NASA’s Orbiting Carbon Observatory (OCO)-2 (Artist Concept)
This most recent artist’s rendering shows NASA’s Orbiting Carbon Observatory (OCO)-2, one of five new NASA Earth science missions set to launch in 2014, and one of three managed by JPL. With atmospheric carbon dioxide now at its highest concentration in recorded history, the need to make precise, global, space-based measurements of this key greenhouse gas has never been more urgent. As carbon dioxide levels have increased, so too have uncertainties about them — we don’t yet have a clear picture of how these emissions are partitioned between Earth’s ocean, land and atmosphere, or how Earth’s forests, plants and ocean will respond to increasing levels of carbon dioxide in the future. OCO-2 will address these critical questions to help us better assess the health of our warming planet.
OCO-2 is managed by JPL for NASA’s Science Mission Directorate, Washington. Orbital Sciences Corporation, Dulles, Va., built the spacecraft and provides mission operations under JPL’s leadership.
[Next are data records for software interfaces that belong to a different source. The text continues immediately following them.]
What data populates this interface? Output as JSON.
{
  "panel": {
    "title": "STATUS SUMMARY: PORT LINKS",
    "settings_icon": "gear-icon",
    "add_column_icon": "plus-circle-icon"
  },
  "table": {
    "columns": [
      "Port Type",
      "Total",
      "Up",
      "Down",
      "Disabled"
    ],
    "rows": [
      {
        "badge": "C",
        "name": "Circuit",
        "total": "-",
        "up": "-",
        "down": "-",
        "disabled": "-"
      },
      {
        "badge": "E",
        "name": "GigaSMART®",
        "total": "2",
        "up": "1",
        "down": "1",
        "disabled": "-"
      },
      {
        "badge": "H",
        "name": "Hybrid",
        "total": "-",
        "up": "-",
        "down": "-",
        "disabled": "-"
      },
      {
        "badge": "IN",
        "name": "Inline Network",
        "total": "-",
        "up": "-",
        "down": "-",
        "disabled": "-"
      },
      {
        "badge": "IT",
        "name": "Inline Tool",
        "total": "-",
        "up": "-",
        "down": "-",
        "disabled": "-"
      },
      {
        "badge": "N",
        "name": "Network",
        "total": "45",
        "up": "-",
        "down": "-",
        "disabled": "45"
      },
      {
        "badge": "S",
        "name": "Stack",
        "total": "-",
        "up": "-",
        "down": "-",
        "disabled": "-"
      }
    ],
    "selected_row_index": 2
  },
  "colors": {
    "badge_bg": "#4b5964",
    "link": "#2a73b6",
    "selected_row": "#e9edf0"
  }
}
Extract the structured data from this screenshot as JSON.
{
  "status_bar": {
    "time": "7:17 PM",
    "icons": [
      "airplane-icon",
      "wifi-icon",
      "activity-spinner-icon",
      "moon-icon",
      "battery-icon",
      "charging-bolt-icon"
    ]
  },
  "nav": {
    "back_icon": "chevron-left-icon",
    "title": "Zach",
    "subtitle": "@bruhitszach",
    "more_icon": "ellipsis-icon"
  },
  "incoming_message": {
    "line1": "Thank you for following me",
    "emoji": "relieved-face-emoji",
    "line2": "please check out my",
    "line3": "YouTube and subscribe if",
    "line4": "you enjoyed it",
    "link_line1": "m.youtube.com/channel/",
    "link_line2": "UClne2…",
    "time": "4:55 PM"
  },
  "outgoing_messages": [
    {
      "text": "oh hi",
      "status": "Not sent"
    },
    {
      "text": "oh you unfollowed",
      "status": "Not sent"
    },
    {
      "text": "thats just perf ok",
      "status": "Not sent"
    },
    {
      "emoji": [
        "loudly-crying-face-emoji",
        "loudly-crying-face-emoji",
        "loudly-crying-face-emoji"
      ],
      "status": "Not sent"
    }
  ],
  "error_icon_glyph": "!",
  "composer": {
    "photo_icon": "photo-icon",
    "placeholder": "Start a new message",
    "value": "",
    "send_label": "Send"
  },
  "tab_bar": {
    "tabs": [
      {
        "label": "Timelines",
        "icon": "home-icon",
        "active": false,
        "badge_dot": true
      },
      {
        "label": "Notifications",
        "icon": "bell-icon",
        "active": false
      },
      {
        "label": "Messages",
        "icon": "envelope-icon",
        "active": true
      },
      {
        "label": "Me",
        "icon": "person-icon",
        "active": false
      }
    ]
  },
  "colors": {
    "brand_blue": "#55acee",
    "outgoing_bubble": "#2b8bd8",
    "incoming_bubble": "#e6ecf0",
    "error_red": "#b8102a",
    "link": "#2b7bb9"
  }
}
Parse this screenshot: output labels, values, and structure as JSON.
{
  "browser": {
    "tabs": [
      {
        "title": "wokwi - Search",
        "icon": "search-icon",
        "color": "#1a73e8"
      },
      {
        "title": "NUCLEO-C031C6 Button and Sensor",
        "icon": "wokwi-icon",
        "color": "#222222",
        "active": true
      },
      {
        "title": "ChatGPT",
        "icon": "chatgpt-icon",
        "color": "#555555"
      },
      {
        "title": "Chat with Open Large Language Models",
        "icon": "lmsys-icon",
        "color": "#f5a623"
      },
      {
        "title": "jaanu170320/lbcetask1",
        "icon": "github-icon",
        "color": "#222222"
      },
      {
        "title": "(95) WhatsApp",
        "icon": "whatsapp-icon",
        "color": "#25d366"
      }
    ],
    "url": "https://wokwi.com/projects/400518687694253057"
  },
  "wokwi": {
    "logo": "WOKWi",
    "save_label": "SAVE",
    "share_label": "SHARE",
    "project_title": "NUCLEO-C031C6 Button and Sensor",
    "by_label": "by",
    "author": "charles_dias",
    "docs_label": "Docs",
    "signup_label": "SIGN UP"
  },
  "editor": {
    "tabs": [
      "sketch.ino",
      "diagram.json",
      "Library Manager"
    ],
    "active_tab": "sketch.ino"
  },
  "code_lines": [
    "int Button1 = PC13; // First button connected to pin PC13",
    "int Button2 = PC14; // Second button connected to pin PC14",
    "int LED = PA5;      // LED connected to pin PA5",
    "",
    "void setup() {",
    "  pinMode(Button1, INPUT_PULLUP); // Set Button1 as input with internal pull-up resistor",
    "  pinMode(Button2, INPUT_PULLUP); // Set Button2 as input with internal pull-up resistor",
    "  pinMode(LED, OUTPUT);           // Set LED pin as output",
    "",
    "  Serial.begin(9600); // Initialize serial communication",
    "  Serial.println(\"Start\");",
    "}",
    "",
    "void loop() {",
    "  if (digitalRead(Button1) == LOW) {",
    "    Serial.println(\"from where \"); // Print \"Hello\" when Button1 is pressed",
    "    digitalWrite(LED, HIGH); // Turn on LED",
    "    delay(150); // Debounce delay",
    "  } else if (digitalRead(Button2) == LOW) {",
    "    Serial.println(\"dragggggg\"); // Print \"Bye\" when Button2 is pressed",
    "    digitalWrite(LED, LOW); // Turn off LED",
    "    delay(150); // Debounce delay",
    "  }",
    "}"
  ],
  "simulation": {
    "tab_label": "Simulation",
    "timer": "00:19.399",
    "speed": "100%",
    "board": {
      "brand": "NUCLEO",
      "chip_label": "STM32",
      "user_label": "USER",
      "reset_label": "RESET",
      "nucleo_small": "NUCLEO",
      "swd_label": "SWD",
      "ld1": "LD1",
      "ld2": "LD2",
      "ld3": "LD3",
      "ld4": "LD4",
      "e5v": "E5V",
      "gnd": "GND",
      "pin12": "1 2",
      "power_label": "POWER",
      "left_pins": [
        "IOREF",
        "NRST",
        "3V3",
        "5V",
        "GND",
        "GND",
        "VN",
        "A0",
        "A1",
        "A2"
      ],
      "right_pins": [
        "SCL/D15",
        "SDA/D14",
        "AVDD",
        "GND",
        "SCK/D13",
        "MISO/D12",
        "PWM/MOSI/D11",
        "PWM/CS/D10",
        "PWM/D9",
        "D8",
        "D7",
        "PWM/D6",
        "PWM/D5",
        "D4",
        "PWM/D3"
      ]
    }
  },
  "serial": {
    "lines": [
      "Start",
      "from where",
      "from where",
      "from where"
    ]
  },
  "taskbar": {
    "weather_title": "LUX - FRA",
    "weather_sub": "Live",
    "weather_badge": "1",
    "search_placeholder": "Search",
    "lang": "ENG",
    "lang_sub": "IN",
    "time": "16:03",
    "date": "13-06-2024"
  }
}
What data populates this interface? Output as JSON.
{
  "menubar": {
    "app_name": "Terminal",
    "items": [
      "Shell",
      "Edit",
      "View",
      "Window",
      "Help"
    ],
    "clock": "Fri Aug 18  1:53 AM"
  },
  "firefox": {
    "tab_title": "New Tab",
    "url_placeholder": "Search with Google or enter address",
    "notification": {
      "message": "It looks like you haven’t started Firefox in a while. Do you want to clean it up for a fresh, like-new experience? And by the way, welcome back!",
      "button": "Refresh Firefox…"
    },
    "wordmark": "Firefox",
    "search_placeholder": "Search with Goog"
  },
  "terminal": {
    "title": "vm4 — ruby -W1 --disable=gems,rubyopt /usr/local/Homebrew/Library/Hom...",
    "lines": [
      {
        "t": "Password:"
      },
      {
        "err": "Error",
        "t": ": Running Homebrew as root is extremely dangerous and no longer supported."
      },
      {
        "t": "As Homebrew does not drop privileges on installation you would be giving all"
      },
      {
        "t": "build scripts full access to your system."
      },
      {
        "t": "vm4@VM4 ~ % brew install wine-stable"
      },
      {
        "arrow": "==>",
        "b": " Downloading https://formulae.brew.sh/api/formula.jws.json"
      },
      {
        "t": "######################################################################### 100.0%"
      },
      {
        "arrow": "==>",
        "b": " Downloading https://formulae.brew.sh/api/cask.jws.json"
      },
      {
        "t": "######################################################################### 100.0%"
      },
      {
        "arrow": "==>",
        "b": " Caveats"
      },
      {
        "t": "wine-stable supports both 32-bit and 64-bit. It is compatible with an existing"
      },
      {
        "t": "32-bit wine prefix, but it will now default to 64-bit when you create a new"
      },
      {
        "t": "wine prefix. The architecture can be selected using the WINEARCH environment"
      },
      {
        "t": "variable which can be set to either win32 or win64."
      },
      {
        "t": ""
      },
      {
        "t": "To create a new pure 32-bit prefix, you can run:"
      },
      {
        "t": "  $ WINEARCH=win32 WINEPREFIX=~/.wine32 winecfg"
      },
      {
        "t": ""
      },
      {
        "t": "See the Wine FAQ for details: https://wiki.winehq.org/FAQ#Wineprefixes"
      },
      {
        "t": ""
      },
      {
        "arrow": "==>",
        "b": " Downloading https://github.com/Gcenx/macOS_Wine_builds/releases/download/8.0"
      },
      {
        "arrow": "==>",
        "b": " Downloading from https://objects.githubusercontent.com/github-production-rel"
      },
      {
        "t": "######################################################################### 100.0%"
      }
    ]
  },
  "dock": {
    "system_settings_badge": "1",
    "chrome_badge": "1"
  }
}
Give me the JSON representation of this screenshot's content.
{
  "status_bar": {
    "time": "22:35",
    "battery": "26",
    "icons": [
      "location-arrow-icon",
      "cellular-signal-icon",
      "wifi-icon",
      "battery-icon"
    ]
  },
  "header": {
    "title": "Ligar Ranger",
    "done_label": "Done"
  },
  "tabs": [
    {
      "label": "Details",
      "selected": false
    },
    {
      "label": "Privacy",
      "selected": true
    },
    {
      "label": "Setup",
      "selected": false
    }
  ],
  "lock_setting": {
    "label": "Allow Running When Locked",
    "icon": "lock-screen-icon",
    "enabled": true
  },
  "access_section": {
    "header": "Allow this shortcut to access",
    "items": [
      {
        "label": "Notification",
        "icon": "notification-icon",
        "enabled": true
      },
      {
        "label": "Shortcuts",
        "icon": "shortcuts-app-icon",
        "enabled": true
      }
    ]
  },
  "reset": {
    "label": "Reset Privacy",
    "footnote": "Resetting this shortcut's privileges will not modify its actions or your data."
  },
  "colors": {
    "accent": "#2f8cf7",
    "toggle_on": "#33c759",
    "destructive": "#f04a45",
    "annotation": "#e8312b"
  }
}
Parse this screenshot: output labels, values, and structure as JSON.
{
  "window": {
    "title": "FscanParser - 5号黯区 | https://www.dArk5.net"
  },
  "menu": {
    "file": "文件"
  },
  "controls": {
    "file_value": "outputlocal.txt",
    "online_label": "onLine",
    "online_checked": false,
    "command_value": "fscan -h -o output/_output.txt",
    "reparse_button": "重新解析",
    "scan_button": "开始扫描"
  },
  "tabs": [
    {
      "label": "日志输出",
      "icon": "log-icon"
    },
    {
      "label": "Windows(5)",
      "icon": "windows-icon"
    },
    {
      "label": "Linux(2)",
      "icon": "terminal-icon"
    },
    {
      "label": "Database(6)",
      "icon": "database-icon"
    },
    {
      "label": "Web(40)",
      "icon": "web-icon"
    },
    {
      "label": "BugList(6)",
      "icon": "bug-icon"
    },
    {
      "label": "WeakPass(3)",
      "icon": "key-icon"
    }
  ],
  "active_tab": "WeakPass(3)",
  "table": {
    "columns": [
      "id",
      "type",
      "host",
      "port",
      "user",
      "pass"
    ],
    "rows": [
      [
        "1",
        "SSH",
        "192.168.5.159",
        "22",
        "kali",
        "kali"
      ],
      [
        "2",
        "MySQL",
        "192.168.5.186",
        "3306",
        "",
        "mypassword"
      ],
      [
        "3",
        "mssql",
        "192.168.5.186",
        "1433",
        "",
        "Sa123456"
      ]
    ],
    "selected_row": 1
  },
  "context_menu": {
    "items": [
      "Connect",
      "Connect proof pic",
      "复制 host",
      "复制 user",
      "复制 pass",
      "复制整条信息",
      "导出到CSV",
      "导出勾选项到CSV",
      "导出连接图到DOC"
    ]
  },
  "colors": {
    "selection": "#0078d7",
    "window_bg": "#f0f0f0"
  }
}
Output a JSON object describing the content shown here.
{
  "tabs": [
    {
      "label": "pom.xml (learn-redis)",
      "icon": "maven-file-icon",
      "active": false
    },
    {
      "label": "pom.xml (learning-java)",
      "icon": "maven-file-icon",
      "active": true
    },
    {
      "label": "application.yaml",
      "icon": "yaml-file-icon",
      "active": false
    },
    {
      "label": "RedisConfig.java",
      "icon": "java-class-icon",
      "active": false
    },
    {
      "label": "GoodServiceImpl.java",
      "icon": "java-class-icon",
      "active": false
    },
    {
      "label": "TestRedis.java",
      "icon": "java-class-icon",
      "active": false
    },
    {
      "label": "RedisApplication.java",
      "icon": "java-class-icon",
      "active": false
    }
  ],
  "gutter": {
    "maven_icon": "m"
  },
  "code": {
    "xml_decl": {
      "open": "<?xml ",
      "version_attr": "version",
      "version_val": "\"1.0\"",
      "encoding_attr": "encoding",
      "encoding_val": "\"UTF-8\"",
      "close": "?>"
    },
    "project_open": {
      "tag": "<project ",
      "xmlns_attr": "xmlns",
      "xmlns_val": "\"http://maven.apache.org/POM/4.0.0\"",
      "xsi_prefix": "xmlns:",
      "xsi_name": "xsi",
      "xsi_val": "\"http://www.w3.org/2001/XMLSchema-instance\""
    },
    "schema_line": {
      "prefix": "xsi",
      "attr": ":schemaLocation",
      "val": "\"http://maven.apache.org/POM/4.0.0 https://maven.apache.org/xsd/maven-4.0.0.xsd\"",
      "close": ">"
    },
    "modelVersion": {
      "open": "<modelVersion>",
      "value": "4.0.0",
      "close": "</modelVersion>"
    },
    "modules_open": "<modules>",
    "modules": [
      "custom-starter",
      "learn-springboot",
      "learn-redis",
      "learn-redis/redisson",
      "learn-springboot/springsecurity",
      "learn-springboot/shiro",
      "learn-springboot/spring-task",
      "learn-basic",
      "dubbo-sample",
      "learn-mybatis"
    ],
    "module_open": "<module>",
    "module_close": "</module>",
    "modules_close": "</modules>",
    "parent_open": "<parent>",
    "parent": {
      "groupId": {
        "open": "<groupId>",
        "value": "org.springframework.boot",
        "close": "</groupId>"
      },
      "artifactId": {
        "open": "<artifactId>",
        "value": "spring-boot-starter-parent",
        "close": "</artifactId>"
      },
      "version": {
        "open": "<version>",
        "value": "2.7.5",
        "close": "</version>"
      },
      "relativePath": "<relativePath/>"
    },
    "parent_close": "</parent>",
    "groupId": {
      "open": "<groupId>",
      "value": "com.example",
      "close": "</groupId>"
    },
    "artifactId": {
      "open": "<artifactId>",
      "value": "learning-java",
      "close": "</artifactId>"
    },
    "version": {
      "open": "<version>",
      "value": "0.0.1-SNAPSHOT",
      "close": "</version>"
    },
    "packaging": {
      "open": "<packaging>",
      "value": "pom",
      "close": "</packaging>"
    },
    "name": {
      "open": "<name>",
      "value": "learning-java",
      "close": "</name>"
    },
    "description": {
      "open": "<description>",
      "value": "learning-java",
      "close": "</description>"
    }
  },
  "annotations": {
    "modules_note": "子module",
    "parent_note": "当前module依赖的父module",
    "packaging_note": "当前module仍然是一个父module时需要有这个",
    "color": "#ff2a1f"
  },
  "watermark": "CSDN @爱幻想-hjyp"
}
The California Institute of Technology in Pasadena manages JPL for NASA.
Image credit: NASA/JPL-Caltech
NASA Announces Briefing on Carbon Mission Science Results
NASA will hold a media teleconference at 11 a.m. PDT (2 p.m. EDT) Thursday, Oct. 12, to discuss new research to be published this week on changing global levels of carbon dioxide in the atmosphere. The research is based on data from NASA’s Orbiting Carbon Observatory-2 (OCO-2) mission and other satellites.
NASA launched OCO-2 in 2014 to gather global measurements of atmospheric carbon dioxide with the resolution, precision and coverage needed to understand how this important greenhouse gas moves through the Earth system and how it changes over time.
The teleconference panelists will be:
* Michael Freilich, director, Earth Science Division, NASA Headquarters, Washington
* Annmarie Eldering, OCO-2 deputy project scientist, NASA’s Jet Propulsion Laboratory, Pasadena, California
* Junjie Liu, research scientist, JPL
* Scott Denning, professor of atmospheric science, Colorado State University, Fort Collins
source: NASA – Jet Propulsion Laboratory – California Institute of Technology